Your goal => With the pictures removed, write out the data below exactly.

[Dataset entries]
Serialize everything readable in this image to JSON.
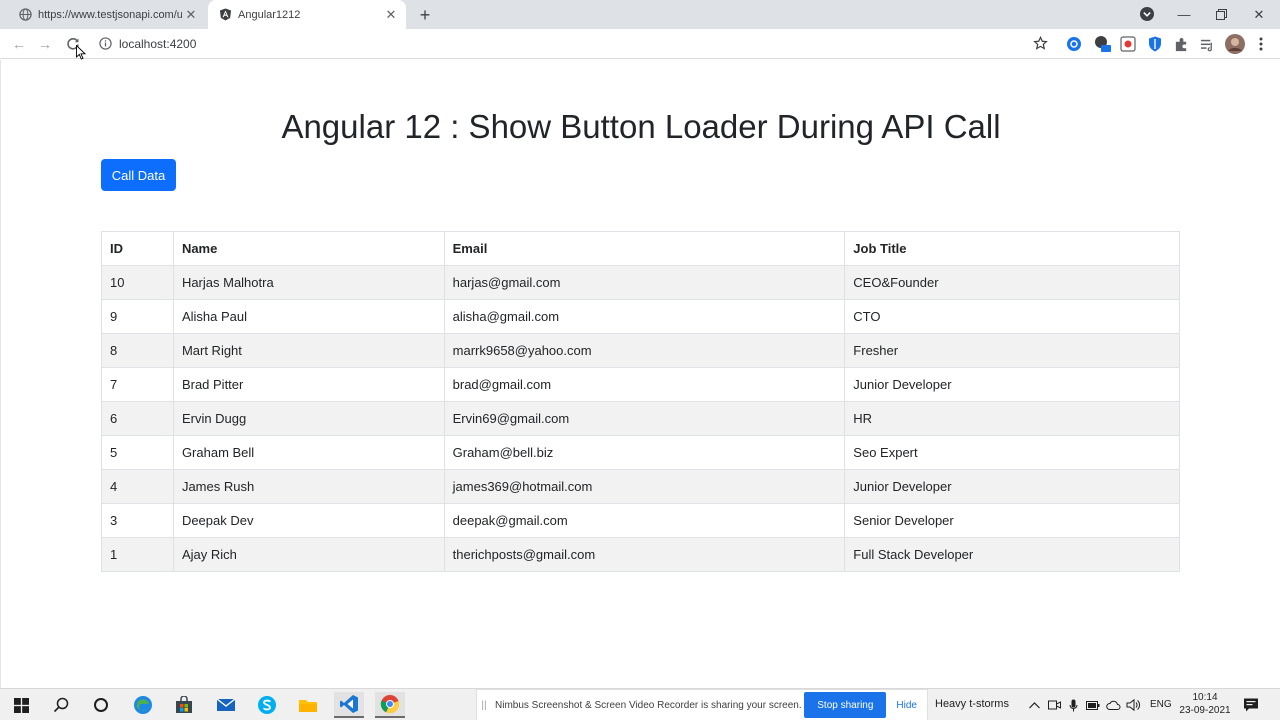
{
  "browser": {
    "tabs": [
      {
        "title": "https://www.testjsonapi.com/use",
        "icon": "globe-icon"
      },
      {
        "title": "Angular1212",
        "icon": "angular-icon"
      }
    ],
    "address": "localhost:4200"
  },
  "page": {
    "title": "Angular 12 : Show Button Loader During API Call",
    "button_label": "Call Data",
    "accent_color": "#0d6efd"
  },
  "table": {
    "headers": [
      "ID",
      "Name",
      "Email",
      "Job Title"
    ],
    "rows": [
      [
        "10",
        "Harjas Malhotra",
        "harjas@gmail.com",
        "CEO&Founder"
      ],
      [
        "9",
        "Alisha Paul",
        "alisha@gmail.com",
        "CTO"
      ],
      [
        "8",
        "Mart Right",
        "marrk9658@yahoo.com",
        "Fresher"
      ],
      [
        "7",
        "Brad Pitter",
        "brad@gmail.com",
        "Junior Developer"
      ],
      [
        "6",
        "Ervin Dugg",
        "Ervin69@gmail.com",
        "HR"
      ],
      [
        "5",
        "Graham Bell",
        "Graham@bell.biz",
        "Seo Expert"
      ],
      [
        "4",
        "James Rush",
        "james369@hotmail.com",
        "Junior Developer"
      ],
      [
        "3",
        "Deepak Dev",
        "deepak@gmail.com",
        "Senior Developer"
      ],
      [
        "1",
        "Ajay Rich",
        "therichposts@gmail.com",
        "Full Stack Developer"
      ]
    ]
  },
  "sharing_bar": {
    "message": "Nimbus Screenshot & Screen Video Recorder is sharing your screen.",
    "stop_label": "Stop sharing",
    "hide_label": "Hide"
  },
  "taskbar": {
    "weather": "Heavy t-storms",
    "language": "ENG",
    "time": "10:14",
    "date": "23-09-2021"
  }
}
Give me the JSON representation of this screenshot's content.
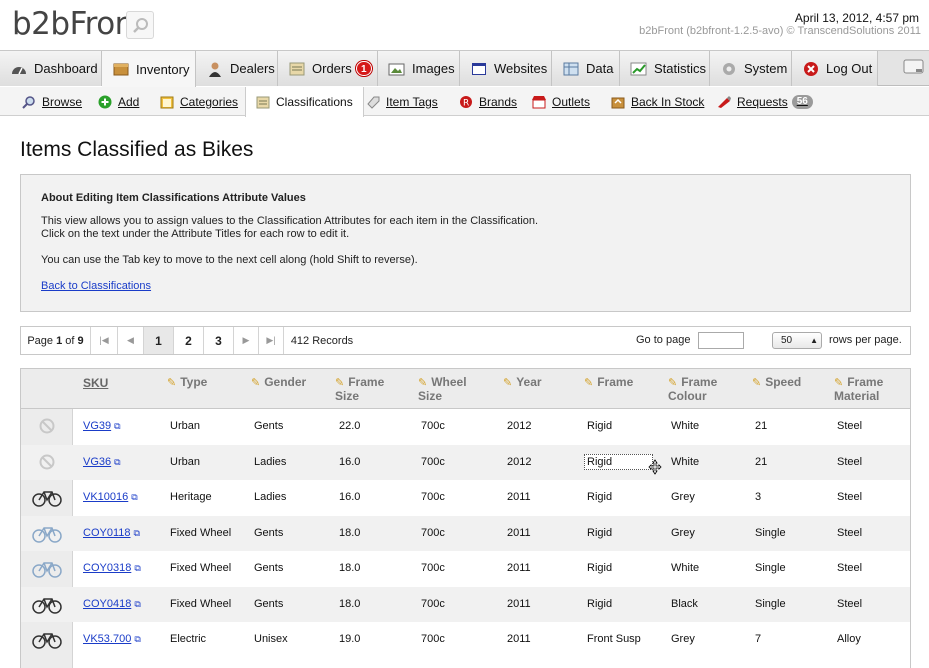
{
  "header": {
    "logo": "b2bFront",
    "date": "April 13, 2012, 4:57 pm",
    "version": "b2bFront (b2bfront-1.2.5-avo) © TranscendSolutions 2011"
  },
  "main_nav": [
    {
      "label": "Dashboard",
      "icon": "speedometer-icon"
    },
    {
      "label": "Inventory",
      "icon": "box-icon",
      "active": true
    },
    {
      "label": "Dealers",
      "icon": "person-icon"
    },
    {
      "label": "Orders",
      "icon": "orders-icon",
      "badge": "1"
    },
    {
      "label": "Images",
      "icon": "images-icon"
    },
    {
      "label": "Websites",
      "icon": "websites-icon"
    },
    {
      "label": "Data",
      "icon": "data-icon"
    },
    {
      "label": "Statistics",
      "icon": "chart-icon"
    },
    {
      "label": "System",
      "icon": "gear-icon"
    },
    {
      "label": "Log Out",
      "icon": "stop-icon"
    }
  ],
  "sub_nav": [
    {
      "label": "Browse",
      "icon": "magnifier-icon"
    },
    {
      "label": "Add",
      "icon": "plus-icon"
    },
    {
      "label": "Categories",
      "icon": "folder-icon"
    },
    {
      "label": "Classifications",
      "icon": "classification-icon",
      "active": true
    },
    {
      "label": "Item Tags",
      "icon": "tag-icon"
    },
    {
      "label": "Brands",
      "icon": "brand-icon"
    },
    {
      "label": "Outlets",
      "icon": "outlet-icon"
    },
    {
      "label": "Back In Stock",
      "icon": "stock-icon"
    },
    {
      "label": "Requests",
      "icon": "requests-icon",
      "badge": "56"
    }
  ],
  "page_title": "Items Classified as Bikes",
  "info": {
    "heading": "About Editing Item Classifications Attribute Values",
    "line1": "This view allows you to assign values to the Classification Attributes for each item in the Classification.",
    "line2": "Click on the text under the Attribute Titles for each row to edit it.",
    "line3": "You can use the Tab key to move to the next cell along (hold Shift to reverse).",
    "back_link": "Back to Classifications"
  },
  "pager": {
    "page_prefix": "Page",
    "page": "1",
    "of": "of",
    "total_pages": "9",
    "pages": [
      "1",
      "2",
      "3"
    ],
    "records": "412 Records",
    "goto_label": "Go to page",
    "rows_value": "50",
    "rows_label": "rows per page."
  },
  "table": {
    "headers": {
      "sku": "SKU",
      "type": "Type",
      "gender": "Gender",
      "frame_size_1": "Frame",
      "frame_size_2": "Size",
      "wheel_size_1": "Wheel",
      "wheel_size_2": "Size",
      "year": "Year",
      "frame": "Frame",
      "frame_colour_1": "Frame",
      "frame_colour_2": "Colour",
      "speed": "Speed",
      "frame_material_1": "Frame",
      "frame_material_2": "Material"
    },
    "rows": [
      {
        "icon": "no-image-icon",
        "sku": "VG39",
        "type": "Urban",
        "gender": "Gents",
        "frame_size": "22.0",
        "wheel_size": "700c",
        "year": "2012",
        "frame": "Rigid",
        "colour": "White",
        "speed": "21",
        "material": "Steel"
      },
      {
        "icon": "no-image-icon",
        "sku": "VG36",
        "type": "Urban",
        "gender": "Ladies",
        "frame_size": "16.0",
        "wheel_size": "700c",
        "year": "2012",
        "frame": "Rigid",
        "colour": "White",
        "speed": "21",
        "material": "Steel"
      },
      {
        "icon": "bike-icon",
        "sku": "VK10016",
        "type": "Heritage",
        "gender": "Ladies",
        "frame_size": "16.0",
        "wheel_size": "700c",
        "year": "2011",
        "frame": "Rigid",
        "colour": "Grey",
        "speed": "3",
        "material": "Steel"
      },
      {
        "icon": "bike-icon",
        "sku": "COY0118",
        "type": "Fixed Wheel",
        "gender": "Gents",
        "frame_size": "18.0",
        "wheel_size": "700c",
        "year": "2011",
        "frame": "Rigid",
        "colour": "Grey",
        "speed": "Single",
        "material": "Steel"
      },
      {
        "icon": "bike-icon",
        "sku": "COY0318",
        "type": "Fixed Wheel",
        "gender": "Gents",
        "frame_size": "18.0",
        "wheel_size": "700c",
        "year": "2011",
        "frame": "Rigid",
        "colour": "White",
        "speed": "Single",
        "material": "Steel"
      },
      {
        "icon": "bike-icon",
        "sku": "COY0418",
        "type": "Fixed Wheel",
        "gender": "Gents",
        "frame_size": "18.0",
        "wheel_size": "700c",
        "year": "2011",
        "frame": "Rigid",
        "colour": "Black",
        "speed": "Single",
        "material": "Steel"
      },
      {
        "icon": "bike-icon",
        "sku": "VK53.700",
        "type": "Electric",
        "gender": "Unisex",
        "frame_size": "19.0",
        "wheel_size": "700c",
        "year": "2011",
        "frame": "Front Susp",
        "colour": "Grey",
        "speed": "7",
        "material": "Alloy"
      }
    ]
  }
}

Your response =>
Serialize everything readable in this image to JSON.
{
  "browser": {
    "tabs": [
      {
        "title": "https://www.testjsonapi.com/use",
        "icon": "globe-icon"
      },
      {
        "title": "Angular1212",
        "icon": "angular-icon"
      }
    ],
    "address": "localhost:4200"
  },
  "page": {
    "title": "Angular 12 : Show Button Loader During API Call",
    "button_label": "Call Data",
    "accent_color": "#0d6efd"
  },
  "table": {
    "headers": [
      "ID",
      "Name",
      "Email",
      "Job Title"
    ],
    "rows": [
      [
        "10",
        "Harjas Malhotra",
        "harjas@gmail.com",
        "CEO&Founder"
      ],
      [
        "9",
        "Alisha Paul",
        "alisha@gmail.com",
        "CTO"
      ],
      [
        "8",
        "Mart Right",
        "marrk9658@yahoo.com",
        "Fresher"
      ],
      [
        "7",
        "Brad Pitter",
        "brad@gmail.com",
        "Junior Developer"
      ],
      [
        "6",
        "Ervin Dugg",
        "Ervin69@gmail.com",
        "HR"
      ],
      [
        "5",
        "Graham Bell",
        "Graham@bell.biz",
        "Seo Expert"
      ],
      [
        "4",
        "James Rush",
        "james369@hotmail.com",
        "Junior Developer"
      ],
      [
        "3",
        "Deepak Dev",
        "deepak@gmail.com",
        "Senior Developer"
      ],
      [
        "1",
        "Ajay Rich",
        "therichposts@gmail.com",
        "Full Stack Developer"
      ]
    ]
  },
  "sharing_bar": {
    "message": "Nimbus Screenshot & Screen Video Recorder is sharing your screen.",
    "stop_label": "Stop sharing",
    "hide_label": "Hide"
  },
  "taskbar": {
    "weather": "Heavy t-storms",
    "language": "ENG",
    "time": "10:14",
    "date": "23-09-2021"
  }
}
Give me the JSON representation of this screenshot's content.
{
  "header": {
    "logo": "b2bFront",
    "date": "April 13, 2012, 4:57 pm",
    "version": "b2bFront (b2bfront-1.2.5-avo) © TranscendSolutions 2011"
  },
  "main_nav": [
    {
      "label": "Dashboard",
      "icon": "speedometer-icon"
    },
    {
      "label": "Inventory",
      "icon": "box-icon",
      "active": true
    },
    {
      "label": "Dealers",
      "icon": "person-icon"
    },
    {
      "label": "Orders",
      "icon": "orders-icon",
      "badge": "1"
    },
    {
      "label": "Images",
      "icon": "images-icon"
    },
    {
      "label": "Websites",
      "icon": "websites-icon"
    },
    {
      "label": "Data",
      "icon": "data-icon"
    },
    {
      "label": "Statistics",
      "icon": "chart-icon"
    },
    {
      "label": "System",
      "icon": "gear-icon"
    },
    {
      "label": "Log Out",
      "icon": "stop-icon"
    }
  ],
  "sub_nav": [
    {
      "label": "Browse",
      "icon": "magnifier-icon"
    },
    {
      "label": "Add",
      "icon": "plus-icon"
    },
    {
      "label": "Categories",
      "icon": "folder-icon"
    },
    {
      "label": "Classifications",
      "icon": "classification-icon",
      "active": true
    },
    {
      "label": "Item Tags",
      "icon": "tag-icon"
    },
    {
      "label": "Brands",
      "icon": "brand-icon"
    },
    {
      "label": "Outlets",
      "icon": "outlet-icon"
    },
    {
      "label": "Back In Stock",
      "icon": "stock-icon"
    },
    {
      "label": "Requests",
      "icon": "requests-icon",
      "badge": "56"
    }
  ],
  "page_title": "Items Classified as Bikes",
  "info": {
    "heading": "About Editing Item Classifications Attribute Values",
    "line1": "This view allows you to assign values to the Classification Attributes for each item in the Classification.",
    "line2": "Click on the text under the Attribute Titles for each row to edit it.",
    "line3": "You can use the Tab key to move to the next cell along (hold Shift to reverse).",
    "back_link": "Back to Classifications"
  },
  "pager": {
    "page_prefix": "Page",
    "page": "1",
    "of": "of",
    "total_pages": "9",
    "pages": [
      "1",
      "2",
      "3"
    ],
    "records": "412 Records",
    "goto_label": "Go to page",
    "rows_value": "50",
    "rows_label": "rows per page."
  },
  "table": {
    "headers": {
      "sku": "SKU",
      "type": "Type",
      "gender": "Gender",
      "frame_size_1": "Frame",
      "frame_size_2": "Size",
      "wheel_size_1": "Wheel",
      "wheel_size_2": "Size",
      "year": "Year",
      "frame": "Frame",
      "frame_colour_1": "Frame",
      "frame_colour_2": "Colour",
      "speed": "Speed",
      "frame_material_1": "Frame",
      "frame_material_2": "Material"
    },
    "rows": [
      {
        "icon": "no-image-icon",
        "sku": "VG39",
        "type": "Urban",
        "gender": "Gents",
        "frame_size": "22.0",
        "wheel_size": "700c",
        "year": "2012",
        "frame": "Rigid",
        "colour": "White",
        "speed": "21",
        "material": "Steel"
      },
      {
        "icon": "no-image-icon",
        "sku": "VG36",
        "type": "Urban",
        "gender": "Ladies",
        "frame_size": "16.0",
        "wheel_size": "700c",
        "year": "2012",
        "frame": "Rigid",
        "colour": "White",
        "speed": "21",
        "material": "Steel"
      },
      {
        "icon": "bike-icon",
        "sku": "VK10016",
        "type": "Heritage",
        "gender": "Ladies",
        "frame_size": "16.0",
        "wheel_size": "700c",
        "year": "2011",
        "frame": "Rigid",
        "colour": "Grey",
        "speed": "3",
        "material": "Steel"
      },
      {
        "icon": "bike-icon",
        "sku": "COY0118",
        "type": "Fixed Wheel",
        "gender": "Gents",
        "frame_size": "18.0",
        "wheel_size": "700c",
        "year": "2011",
        "frame": "Rigid",
        "colour": "Grey",
        "speed": "Single",
        "material": "Steel"
      },
      {
        "icon": "bike-icon",
        "sku": "COY0318",
        "type": "Fixed Wheel",
        "gender": "Gents",
        "frame_size": "18.0",
        "wheel_size": "700c",
        "year": "2011",
        "frame": "Rigid",
        "colour": "White",
        "speed": "Single",
        "material": "Steel"
      },
      {
        "icon": "bike-icon",
        "sku": "COY0418",
        "type": "Fixed Wheel",
        "gender": "Gents",
        "frame_size": "18.0",
        "wheel_size": "700c",
        "year": "2011",
        "frame": "Rigid",
        "colour": "Black",
        "speed": "Single",
        "material": "Steel"
      },
      {
        "icon": "bike-icon",
        "sku": "VK53.700",
        "type": "Electric",
        "gender": "Unisex",
        "frame_size": "19.0",
        "wheel_size": "700c",
        "year": "2011",
        "frame": "Front Susp",
        "colour": "Grey",
        "speed": "7",
        "material": "Alloy"
      }
    ]
  }
}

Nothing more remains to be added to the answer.